What is being asked — Copy every line from the data below in which the string "text" can be found.

[Dataset content — start]

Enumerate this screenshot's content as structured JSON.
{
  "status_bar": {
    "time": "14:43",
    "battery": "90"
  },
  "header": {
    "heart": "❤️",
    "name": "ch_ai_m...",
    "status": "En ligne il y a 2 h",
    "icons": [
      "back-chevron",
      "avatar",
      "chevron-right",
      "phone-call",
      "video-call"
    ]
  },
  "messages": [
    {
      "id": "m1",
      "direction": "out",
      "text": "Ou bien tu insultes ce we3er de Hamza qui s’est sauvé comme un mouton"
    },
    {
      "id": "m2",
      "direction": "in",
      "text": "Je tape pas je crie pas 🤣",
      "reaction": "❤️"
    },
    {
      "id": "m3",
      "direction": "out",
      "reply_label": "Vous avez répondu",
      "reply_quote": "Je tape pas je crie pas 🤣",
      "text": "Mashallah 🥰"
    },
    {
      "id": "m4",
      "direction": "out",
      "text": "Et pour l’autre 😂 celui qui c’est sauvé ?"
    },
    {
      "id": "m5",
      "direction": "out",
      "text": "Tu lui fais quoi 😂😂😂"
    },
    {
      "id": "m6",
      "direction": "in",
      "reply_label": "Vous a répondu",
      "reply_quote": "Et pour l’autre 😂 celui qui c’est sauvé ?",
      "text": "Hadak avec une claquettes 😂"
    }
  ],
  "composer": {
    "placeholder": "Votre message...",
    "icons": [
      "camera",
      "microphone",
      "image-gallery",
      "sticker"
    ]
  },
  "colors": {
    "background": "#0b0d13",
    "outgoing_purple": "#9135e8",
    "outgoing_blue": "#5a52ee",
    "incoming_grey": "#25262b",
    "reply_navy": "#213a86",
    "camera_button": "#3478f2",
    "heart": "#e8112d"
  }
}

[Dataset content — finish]

Exercise result —
      "text": "Ou bien tu insultes ce we3er de Hamza qui s’est sauvé comme un mouton"
      "text": "Je tape pas je crie pas 🤣",
      "text": "Mashallah 🥰"
      "text": "Et pour l’autre 😂 celui qui c’est sauvé ?"
      "text": "Tu lui fais quoi 😂😂😂"
      "text": "Hadak avec une claquettes 😂"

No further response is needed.